Exercise prompt: Going through the entries below, copy out each line that contains "true".

** Opening Data to process block **

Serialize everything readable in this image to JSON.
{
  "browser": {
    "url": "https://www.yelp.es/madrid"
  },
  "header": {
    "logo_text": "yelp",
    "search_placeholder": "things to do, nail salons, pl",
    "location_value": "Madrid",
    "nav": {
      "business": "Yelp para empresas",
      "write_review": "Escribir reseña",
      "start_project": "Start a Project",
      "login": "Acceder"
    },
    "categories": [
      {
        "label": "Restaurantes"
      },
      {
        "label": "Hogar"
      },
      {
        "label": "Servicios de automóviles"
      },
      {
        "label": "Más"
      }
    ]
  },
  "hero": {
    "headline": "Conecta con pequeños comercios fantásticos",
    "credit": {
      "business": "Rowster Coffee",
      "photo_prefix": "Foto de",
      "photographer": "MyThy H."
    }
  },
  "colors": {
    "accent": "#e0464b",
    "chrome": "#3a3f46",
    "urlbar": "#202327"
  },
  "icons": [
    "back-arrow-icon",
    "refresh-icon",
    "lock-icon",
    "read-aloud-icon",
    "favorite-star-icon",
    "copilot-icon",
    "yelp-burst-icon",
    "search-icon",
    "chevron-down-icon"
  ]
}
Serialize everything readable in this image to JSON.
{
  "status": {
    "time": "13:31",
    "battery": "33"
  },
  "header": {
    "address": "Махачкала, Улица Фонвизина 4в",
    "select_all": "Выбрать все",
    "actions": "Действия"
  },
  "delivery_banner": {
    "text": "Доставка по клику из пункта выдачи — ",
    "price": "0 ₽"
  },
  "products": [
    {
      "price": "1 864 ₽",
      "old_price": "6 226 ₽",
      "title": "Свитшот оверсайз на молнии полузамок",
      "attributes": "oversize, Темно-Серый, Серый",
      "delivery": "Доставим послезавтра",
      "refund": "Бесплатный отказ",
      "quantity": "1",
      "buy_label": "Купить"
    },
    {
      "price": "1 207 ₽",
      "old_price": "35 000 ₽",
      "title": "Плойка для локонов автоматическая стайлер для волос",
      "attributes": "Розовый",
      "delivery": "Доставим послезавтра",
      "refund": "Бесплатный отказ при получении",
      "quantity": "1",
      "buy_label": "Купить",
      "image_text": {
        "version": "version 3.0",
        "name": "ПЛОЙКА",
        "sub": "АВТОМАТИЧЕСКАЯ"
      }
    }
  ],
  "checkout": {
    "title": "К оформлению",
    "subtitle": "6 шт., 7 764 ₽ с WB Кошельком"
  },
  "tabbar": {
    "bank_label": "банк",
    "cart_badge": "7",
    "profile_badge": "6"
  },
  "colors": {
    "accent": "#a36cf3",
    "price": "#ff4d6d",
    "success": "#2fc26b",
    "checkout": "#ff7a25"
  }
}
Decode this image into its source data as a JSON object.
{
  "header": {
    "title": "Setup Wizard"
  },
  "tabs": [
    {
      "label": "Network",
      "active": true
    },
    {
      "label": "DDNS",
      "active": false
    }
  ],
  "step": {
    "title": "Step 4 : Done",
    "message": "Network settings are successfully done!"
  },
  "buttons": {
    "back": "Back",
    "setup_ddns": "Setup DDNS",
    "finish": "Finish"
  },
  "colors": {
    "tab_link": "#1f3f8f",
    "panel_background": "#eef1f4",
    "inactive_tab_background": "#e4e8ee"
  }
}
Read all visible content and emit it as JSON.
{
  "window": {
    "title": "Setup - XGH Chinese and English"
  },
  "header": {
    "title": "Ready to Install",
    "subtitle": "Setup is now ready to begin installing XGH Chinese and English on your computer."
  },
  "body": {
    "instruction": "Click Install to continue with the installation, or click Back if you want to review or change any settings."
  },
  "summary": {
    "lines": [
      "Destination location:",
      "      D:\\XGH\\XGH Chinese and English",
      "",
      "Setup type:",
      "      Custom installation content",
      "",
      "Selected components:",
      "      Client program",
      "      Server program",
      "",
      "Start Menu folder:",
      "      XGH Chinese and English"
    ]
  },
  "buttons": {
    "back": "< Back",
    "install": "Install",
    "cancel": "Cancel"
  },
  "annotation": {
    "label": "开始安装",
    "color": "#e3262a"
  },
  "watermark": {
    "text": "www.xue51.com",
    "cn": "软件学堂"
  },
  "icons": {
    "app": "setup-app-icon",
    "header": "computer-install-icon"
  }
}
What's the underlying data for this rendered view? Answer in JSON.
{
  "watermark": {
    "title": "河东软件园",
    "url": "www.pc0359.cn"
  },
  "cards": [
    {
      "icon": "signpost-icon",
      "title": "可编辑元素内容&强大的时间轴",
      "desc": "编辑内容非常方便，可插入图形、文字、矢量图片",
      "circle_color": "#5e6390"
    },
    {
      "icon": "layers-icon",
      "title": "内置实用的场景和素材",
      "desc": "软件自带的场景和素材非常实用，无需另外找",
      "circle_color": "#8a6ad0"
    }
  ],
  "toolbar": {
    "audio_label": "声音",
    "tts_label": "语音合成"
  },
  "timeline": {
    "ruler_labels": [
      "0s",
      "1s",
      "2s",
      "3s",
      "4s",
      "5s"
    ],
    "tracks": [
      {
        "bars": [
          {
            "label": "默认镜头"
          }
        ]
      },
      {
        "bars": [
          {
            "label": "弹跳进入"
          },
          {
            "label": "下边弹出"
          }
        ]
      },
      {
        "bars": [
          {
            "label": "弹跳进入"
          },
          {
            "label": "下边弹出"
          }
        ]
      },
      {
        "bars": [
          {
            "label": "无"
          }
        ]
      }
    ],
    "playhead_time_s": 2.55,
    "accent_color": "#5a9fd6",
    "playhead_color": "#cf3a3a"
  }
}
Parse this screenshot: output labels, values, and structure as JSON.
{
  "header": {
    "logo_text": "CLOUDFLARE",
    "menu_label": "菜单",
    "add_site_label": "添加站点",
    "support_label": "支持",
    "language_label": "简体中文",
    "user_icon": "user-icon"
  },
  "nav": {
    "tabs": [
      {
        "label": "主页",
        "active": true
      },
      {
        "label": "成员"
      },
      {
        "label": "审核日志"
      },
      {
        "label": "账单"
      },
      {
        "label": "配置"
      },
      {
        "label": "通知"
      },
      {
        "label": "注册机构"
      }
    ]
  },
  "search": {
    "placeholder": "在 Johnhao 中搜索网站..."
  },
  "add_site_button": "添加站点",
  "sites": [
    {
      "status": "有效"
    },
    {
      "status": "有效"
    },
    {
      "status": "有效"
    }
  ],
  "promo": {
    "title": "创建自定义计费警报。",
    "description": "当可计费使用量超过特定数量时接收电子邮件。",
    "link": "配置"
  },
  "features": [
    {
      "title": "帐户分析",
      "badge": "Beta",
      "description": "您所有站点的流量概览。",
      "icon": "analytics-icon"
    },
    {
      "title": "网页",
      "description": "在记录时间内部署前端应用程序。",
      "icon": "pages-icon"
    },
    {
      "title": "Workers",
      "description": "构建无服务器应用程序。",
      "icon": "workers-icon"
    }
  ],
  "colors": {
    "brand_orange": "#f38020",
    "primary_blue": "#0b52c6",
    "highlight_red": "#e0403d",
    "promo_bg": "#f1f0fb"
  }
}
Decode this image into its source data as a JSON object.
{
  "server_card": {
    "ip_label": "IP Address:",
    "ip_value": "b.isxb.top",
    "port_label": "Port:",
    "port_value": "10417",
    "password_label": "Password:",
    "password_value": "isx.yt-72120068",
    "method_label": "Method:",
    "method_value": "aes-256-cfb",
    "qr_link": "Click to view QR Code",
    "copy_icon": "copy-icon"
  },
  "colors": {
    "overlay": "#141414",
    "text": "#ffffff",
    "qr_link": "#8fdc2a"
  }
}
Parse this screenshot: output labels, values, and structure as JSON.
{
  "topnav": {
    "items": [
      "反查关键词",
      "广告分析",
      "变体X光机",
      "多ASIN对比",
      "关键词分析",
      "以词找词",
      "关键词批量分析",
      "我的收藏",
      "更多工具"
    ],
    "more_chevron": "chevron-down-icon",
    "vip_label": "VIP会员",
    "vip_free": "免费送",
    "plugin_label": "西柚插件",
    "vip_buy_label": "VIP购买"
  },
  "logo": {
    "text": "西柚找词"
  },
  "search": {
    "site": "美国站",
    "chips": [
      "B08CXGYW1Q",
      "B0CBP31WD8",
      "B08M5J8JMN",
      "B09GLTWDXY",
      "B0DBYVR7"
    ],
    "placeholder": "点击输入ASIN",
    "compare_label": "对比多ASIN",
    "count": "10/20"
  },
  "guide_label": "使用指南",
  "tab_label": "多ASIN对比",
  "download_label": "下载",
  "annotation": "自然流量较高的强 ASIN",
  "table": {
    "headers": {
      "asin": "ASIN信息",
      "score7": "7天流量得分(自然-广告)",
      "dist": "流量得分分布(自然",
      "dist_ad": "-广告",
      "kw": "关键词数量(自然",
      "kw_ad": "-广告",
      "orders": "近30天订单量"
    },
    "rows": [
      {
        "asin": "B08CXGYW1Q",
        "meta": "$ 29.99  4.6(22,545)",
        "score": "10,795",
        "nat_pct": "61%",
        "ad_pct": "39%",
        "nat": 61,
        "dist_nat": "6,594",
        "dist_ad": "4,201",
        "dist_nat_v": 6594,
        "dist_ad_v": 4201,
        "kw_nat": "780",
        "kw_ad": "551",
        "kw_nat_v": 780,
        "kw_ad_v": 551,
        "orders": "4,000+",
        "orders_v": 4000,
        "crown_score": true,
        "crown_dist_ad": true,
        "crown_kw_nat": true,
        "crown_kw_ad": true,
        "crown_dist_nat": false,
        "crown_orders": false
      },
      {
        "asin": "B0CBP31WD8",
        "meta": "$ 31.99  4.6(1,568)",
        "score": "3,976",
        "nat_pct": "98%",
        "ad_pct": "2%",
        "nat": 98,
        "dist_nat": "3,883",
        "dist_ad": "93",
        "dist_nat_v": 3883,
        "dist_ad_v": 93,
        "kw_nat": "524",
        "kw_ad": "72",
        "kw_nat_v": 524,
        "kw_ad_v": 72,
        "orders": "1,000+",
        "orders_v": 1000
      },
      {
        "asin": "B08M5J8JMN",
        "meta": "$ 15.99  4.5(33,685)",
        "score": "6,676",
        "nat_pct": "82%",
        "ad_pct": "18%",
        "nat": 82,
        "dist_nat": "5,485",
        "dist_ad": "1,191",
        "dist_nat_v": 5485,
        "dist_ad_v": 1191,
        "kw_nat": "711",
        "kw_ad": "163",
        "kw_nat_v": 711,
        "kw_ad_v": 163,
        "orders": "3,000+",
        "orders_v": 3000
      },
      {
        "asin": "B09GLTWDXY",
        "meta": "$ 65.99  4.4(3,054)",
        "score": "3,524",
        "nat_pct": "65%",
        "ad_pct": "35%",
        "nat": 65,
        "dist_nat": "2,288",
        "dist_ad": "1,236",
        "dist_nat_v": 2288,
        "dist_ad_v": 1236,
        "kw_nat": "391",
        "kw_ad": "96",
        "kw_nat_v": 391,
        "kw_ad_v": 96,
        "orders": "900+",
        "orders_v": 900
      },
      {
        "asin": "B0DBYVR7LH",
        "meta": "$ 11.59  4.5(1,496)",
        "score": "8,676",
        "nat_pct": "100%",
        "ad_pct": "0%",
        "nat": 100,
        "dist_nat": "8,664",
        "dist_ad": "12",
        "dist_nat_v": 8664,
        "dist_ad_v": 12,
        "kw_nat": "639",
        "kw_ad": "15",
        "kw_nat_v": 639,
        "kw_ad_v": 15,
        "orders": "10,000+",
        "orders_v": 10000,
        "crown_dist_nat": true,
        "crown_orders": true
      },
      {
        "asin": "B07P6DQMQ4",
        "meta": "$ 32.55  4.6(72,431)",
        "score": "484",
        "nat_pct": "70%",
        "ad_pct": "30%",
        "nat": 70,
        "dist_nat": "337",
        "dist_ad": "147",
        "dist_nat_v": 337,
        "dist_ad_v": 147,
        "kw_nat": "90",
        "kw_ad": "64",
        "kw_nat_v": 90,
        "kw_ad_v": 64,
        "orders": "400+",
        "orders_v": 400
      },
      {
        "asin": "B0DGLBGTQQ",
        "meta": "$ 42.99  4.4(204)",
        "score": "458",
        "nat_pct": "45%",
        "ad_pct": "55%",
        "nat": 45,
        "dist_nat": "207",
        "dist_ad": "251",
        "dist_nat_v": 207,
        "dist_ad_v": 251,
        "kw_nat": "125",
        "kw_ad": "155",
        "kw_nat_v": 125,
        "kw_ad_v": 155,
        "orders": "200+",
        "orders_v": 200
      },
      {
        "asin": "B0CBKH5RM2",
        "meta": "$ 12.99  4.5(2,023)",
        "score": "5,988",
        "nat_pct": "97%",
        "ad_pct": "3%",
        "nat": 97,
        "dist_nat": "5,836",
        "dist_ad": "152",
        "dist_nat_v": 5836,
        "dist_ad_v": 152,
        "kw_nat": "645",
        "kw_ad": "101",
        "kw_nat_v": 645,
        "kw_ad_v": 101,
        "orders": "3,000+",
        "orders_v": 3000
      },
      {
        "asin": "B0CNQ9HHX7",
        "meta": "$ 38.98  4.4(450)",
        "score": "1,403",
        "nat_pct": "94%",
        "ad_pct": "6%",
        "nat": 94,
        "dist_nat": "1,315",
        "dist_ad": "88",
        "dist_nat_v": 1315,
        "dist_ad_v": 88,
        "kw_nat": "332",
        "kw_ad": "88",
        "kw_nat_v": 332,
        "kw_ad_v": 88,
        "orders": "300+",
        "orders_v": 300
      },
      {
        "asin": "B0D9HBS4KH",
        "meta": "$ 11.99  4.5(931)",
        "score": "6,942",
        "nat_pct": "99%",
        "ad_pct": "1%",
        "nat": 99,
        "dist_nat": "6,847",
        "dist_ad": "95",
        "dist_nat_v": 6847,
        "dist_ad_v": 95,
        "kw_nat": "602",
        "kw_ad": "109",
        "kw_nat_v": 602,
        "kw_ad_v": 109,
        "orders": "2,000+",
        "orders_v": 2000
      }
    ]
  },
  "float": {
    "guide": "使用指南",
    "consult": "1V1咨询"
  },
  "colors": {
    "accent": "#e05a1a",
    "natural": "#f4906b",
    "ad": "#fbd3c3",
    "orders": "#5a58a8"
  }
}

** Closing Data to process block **

Output for this exercise:
      "active": true
        "active": true
        "crown_score": true,
        "crown_dist_ad": true,
        "crown_kw_nat": true,
        "crown_kw_ad": true,
        "crown_dist_nat": true,
        "crown_orders": true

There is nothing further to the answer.